**Exercise objective**: Return all entries below exactly. Skip nothing.

Records from a data source:
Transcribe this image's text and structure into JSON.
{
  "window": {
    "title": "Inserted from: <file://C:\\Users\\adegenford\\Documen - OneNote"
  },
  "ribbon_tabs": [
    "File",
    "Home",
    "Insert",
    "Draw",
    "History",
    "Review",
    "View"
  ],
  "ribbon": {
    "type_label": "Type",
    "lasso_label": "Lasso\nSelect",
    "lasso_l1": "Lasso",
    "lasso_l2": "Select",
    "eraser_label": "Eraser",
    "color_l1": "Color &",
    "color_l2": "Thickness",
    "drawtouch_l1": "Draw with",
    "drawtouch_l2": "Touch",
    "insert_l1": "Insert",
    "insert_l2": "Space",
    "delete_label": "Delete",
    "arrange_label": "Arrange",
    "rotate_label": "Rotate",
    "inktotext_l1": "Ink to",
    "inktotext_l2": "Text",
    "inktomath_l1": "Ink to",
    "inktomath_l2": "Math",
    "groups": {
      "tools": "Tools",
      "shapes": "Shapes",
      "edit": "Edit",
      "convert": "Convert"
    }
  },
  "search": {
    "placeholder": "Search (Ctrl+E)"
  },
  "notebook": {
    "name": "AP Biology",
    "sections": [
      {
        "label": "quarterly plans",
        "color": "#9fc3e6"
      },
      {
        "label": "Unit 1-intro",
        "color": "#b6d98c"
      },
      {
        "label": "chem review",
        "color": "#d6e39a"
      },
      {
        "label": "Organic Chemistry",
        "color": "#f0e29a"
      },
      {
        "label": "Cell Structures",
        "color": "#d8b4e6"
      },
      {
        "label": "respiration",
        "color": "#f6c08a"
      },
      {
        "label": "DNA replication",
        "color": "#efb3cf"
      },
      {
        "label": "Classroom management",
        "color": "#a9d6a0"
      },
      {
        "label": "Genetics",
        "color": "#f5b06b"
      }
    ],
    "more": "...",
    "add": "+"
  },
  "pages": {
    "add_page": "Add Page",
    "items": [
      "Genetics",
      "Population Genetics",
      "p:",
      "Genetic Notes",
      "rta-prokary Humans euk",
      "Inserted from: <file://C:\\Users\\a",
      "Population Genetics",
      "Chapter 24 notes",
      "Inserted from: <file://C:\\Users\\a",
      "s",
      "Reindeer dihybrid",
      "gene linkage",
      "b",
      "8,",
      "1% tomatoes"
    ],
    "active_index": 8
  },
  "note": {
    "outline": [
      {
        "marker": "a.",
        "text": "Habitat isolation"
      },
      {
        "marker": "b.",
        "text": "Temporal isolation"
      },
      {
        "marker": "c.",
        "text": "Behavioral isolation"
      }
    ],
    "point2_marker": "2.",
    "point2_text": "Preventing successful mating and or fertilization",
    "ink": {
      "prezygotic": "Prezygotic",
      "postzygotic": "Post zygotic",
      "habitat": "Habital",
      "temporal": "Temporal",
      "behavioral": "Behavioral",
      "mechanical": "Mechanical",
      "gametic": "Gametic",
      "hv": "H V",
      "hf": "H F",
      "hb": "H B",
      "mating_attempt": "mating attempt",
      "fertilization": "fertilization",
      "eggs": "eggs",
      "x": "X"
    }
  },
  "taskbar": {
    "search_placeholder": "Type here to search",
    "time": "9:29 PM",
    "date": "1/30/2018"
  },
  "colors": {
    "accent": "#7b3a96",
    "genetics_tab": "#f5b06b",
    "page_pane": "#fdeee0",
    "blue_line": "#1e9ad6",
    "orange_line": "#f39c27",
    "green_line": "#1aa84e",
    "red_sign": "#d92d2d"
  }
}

**Worked solution**:
Transcribe this image's text and structure into JSON.
{
  "window": {
    "title": "Inserted from: <file://C:\\Users\\adegenford\\Documen - OneNote"
  },
  "ribbon_tabs": [
    "File",
    "Home",
    "Insert",
    "Draw",
    "History",
    "Review",
    "View"
  ],
  "ribbon": {
    "type_label": "Type",
    "lasso_label": "Lasso\nSelect",
    "lasso_l1": "Lasso",
    "lasso_l2": "Select",
    "eraser_label": "Eraser",
    "color_l1": "Color &",
    "color_l2": "Thickness",
    "drawtouch_l1": "Draw with",
    "drawtouch_l2": "Touch",
    "insert_l1": "Insert",
    "insert_l2": "Space",
    "delete_label": "Delete",
    "arrange_label": "Arrange",
    "rotate_label": "Rotate",
    "inktotext_l1": "Ink to",
    "inktotext_l2": "Text",
    "inktomath_l1": "Ink to",
    "inktomath_l2": "Math",
    "groups": {
      "tools": "Tools",
      "shapes": "Shapes",
      "edit": "Edit",
      "convert": "Convert"
    }
  },
  "search": {
    "placeholder": "Search (Ctrl+E)"
  },
  "notebook": {
    "name": "AP Biology",
    "sections": [
      {
        "label": "quarterly plans",
        "color": "#9fc3e6"
      },
      {
        "label": "Unit 1-intro",
        "color": "#b6d98c"
      },
      {
        "label": "chem review",
        "color": "#d6e39a"
      },
      {
        "label": "Organic Chemistry",
        "color": "#f0e29a"
      },
      {
        "label": "Cell Structures",
        "color": "#d8b4e6"
      },
      {
        "label": "respiration",
        "color": "#f6c08a"
      },
      {
        "label": "DNA replication",
        "color": "#efb3cf"
      },
      {
        "label": "Classroom management",
        "color": "#a9d6a0"
      },
      {
        "label": "Genetics",
        "color": "#f5b06b"
      }
    ],
    "more": "...",
    "add": "+"
  },
  "pages": {
    "add_page": "Add Page",
    "items": [
      "Genetics",
      "Population Genetics",
      "p:",
      "Genetic Notes",
      "rta-prokary Humans euk",
      "Inserted from: <file://C:\\Users\\a",
      "Population Genetics",
      "Chapter 24 notes",
      "Inserted from: <file://C:\\Users\\a",
      "s",
      "Reindeer dihybrid",
      "gene linkage",
      "b",
      "8,",
      "1% tomatoes"
    ],
    "active_index": 8
  },
  "note": {
    "outline": [
      {
        "marker": "a.",
        "text": "Habitat isolation"
      },
      {
        "marker": "b.",
        "text": "Temporal isolation"
      },
      {
        "marker": "c.",
        "text": "Behavioral isolation"
      }
    ],
    "point2_marker": "2.",
    "point2_text": "Preventing successful mating and or fertilization",
    "ink": {
      "prezygotic": "Prezygotic",
      "postzygotic": "Post zygotic",
      "habitat": "Habital",
      "temporal": "Temporal",
      "behavioral": "Behavioral",
      "mechanical": "Mechanical",
      "gametic": "Gametic",
      "hv": "H V",
      "hf": "H F",
      "hb": "H B",
      "mating_attempt": "mating attempt",
      "fertilization": "fertilization",
      "eggs": "eggs",
      "x": "X"
    }
  },
  "taskbar": {
    "search_placeholder": "Type here to search",
    "time": "9:29 PM",
    "date": "1/30/2018"
  },
  "colors": {
    "accent": "#7b3a96",
    "genetics_tab": "#f5b06b",
    "page_pane": "#fdeee0",
    "blue_line": "#1e9ad6",
    "orange_line": "#f39c27",
    "green_line": "#1aa84e",
    "red_sign": "#d92d2d"
  }
}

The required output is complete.